Top of THE RECORDS
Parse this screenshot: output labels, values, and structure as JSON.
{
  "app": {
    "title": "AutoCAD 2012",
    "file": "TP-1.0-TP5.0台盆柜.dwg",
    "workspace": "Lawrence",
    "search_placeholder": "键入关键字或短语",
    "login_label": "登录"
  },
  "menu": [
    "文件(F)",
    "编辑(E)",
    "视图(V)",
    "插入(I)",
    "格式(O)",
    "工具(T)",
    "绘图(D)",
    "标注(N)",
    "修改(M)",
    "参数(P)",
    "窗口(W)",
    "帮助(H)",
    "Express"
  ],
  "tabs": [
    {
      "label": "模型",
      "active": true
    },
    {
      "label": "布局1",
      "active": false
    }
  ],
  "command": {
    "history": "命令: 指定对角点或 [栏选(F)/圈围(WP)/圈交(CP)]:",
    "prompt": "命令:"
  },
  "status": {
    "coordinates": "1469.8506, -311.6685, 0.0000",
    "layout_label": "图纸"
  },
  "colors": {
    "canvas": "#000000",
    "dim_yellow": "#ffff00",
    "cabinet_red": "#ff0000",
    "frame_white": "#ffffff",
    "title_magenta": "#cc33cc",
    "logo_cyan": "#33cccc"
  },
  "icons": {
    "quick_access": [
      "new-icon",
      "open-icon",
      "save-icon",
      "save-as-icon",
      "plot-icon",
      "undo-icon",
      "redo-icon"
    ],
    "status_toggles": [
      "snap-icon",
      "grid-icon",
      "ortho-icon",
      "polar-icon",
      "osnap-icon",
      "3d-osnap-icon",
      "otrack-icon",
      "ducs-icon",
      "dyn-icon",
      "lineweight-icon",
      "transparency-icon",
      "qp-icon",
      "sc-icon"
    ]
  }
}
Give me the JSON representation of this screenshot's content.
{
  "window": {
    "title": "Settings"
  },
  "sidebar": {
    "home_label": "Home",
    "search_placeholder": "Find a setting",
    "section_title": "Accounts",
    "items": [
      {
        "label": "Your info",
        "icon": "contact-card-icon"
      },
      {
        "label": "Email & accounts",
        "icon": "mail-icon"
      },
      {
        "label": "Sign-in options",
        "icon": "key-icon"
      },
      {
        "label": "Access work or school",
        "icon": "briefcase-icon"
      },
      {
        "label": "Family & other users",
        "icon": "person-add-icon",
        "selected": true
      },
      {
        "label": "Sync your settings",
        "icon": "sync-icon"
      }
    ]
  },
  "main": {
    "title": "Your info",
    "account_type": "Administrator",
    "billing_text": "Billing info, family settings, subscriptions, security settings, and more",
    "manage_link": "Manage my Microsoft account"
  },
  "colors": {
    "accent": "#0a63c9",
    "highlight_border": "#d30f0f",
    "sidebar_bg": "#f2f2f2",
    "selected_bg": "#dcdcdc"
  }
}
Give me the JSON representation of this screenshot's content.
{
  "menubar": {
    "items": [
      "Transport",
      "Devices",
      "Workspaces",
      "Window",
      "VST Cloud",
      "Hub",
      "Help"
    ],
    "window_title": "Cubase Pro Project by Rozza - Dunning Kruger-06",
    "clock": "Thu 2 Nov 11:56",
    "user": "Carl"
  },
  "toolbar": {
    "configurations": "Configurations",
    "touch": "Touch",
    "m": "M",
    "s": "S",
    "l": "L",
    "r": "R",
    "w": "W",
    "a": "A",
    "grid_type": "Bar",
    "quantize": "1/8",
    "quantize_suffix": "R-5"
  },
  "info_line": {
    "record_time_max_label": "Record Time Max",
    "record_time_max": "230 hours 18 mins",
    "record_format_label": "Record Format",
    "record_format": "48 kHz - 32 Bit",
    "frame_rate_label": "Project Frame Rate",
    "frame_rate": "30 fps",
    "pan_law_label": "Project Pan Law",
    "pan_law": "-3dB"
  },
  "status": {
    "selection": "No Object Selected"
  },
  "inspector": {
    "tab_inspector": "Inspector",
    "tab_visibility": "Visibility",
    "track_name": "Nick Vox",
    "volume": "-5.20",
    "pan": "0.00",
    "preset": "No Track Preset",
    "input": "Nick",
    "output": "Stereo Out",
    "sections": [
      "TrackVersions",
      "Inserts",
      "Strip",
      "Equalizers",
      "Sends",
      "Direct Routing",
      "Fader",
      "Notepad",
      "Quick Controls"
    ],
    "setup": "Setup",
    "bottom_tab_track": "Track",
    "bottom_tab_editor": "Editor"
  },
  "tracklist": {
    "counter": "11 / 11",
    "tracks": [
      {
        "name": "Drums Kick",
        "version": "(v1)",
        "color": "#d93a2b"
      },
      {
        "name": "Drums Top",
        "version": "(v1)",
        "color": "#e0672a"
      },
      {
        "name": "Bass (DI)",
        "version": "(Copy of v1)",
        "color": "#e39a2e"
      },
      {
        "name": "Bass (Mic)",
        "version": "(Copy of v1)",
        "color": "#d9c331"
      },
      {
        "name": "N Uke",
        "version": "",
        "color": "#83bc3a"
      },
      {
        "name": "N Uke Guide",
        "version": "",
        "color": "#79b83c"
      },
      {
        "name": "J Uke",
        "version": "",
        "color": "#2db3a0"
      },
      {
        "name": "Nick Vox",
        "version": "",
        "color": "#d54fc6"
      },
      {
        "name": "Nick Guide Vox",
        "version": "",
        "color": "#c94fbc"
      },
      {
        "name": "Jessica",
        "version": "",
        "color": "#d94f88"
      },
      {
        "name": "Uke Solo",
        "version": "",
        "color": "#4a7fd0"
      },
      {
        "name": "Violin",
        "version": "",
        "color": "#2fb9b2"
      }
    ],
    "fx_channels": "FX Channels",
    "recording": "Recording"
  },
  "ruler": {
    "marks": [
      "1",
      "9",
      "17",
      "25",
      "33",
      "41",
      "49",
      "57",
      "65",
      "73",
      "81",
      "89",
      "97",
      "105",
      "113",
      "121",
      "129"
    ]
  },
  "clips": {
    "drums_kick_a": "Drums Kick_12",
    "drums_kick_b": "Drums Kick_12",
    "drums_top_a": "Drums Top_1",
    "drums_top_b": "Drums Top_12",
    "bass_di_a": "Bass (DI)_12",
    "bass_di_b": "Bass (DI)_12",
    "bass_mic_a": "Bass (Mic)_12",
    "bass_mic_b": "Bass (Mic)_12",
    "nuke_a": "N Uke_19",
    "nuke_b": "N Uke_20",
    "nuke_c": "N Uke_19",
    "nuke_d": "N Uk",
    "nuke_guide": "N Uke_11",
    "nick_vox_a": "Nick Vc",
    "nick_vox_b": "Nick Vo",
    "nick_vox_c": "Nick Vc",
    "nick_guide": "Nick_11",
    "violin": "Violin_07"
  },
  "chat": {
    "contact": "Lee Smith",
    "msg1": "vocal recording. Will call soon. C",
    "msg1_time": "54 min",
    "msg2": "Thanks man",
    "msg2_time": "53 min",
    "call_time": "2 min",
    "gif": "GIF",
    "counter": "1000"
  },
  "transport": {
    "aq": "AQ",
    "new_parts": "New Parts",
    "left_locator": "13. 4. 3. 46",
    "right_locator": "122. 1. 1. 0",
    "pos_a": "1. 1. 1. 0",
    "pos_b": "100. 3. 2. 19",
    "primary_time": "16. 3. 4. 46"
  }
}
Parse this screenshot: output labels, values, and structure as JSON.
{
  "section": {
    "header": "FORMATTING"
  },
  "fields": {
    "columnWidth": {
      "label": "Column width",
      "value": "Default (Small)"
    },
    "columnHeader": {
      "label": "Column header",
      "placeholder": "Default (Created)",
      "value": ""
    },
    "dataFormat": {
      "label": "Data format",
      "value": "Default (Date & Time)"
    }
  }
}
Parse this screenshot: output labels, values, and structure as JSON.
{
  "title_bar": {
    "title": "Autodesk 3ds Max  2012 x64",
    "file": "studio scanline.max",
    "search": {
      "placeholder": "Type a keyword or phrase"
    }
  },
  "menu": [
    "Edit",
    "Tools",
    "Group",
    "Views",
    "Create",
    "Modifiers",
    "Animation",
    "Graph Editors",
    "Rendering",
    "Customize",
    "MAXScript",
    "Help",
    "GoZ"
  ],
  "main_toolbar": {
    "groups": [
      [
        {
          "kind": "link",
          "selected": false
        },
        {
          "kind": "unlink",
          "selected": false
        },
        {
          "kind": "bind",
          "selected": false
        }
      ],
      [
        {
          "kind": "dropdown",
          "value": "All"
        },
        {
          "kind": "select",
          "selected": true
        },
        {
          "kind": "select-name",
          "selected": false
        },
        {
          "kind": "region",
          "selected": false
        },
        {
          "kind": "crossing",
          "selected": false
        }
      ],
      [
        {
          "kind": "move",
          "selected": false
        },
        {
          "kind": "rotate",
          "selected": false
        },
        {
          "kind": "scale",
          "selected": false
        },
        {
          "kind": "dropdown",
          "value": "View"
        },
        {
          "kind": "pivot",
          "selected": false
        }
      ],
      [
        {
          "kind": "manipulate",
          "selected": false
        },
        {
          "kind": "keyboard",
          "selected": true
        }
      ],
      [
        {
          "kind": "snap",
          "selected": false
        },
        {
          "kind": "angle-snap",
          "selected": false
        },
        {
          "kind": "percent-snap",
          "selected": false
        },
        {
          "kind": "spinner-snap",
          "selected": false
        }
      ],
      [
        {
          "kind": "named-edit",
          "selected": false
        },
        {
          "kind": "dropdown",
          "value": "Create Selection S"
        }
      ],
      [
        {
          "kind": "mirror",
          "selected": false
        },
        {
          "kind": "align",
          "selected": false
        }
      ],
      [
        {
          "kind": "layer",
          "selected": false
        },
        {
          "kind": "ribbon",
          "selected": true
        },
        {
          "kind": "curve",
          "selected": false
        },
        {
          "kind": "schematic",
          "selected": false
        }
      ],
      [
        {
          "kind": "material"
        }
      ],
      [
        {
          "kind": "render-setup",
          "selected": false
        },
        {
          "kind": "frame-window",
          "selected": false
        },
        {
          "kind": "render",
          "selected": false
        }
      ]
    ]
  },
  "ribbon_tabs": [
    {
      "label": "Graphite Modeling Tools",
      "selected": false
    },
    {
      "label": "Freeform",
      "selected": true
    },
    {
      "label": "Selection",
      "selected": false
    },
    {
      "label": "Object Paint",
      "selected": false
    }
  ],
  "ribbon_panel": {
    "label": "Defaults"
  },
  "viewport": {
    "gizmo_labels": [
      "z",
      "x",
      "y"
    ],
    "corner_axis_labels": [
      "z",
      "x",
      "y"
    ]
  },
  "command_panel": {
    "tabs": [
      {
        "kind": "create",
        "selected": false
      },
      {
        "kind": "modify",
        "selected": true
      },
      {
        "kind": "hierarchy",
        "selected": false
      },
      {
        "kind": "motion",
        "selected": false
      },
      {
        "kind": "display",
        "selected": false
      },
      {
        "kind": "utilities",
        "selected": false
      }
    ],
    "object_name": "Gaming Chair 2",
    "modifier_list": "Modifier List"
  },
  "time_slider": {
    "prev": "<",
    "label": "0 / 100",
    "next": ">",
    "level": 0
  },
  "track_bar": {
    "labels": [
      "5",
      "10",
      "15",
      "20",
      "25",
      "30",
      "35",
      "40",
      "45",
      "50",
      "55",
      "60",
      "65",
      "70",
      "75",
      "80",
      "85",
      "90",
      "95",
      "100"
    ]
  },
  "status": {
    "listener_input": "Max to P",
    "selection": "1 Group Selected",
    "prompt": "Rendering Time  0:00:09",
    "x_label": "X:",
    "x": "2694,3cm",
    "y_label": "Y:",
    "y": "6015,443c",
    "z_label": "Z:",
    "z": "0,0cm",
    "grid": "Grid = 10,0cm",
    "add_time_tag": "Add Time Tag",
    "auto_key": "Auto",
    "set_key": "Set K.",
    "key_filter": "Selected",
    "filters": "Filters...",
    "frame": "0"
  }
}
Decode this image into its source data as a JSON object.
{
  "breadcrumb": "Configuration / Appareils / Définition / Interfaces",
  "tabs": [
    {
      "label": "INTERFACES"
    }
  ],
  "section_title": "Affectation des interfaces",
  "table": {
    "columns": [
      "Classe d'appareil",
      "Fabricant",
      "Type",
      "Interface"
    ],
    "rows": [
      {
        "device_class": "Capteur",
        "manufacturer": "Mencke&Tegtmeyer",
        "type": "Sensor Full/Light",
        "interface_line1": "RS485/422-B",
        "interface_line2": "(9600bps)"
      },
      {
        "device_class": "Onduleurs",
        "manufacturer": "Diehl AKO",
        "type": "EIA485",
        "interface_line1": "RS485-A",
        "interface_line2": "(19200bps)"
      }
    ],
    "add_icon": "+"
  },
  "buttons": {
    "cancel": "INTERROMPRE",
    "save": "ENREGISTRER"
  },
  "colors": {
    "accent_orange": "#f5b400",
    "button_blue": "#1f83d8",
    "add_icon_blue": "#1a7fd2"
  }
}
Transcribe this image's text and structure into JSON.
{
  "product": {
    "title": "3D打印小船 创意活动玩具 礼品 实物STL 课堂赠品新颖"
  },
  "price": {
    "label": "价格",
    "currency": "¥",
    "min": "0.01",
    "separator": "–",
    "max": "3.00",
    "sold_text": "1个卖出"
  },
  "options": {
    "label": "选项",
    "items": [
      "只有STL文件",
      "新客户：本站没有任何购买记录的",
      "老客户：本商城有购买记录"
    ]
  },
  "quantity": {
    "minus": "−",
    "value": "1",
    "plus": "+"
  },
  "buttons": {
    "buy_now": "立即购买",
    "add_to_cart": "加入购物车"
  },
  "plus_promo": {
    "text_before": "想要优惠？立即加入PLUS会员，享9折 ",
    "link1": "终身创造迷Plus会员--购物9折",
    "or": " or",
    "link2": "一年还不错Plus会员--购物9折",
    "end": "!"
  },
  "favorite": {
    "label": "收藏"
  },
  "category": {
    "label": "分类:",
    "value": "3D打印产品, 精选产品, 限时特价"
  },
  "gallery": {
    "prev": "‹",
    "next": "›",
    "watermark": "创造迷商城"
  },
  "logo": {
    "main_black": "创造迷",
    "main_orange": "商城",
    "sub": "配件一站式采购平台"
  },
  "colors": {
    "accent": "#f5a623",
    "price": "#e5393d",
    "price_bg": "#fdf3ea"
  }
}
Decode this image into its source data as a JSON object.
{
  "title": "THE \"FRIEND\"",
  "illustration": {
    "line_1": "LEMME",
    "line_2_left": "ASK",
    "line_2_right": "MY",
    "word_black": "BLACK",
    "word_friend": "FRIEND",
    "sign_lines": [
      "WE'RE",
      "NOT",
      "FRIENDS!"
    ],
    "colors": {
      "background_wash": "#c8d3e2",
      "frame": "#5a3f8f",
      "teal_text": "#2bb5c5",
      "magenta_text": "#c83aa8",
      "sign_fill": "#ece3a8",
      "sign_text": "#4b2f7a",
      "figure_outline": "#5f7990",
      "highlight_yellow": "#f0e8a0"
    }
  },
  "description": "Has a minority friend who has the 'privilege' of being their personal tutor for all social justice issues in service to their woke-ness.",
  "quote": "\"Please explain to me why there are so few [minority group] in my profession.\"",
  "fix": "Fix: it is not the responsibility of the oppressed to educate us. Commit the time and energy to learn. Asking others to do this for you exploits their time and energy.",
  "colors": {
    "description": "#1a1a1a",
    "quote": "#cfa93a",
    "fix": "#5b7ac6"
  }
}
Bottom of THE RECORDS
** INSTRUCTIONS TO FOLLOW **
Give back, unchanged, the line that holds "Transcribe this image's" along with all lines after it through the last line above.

** ANSWER TO THIS PROBLEM **
Transcribe this image's text and structure into JSON.
{
  "product": {
    "title": "3D打印小船 创意活动玩具 礼品 实物STL 课堂赠品新颖"
  },
  "price": {
    "label": "价格",
    "currency": "¥",
    "min": "0.01",
    "separator": "–",
    "max": "3.00",
    "sold_text": "1个卖出"
  },
  "options": {
    "label": "选项",
    "items": [
      "只有STL文件",
      "新客户：本站没有任何购买记录的",
      "老客户：本商城有购买记录"
    ]
  },
  "quantity": {
    "minus": "−",
    "value": "1",
    "plus": "+"
  },
  "buttons": {
    "buy_now": "立即购买",
    "add_to_cart": "加入购物车"
  },
  "plus_promo": {
    "text_before": "想要优惠？立即加入PLUS会员，享9折 ",
    "link1": "终身创造迷Plus会员--购物9折",
    "or": " or",
    "link2": "一年还不错Plus会员--购物9折",
    "end": "!"
  },
  "favorite": {
    "label": "收藏"
  },
  "category": {
    "label": "分类:",
    "value": "3D打印产品, 精选产品, 限时特价"
  },
  "gallery": {
    "prev": "‹",
    "next": "›",
    "watermark": "创造迷商城"
  },
  "logo": {
    "main_black": "创造迷",
    "main_orange": "商城",
    "sub": "配件一站式采购平台"
  },
  "colors": {
    "accent": "#f5a623",
    "price": "#e5393d",
    "price_bg": "#fdf3ea"
  }
}
Decode this image into its source data as a JSON object.
{
  "title": "THE \"FRIEND\"",
  "illustration": {
    "line_1": "LEMME",
    "line_2_left": "ASK",
    "line_2_right": "MY",
    "word_black": "BLACK",
    "word_friend": "FRIEND",
    "sign_lines": [
      "WE'RE",
      "NOT",
      "FRIENDS!"
    ],
    "colors": {
      "background_wash": "#c8d3e2",
      "frame": "#5a3f8f",
      "teal_text": "#2bb5c5",
      "magenta_text": "#c83aa8",
      "sign_fill": "#ece3a8",
      "sign_text": "#4b2f7a",
      "figure_outline": "#5f7990",
      "highlight_yellow": "#f0e8a0"
    }
  },
  "description": "Has a minority friend who has the 'privilege' of being their personal tutor for all social justice issues in service to their woke-ness.",
  "quote": "\"Please explain to me why there are so few [minority group] in my profession.\"",
  "fix": "Fix: it is not the responsibility of the oppressed to educate us. Commit the time and energy to learn. Asking others to do this for you exploits their time and energy.",
  "colors": {
    "description": "#1a1a1a",
    "quote": "#cfa93a",
    "fix": "#5b7ac6"
  }
}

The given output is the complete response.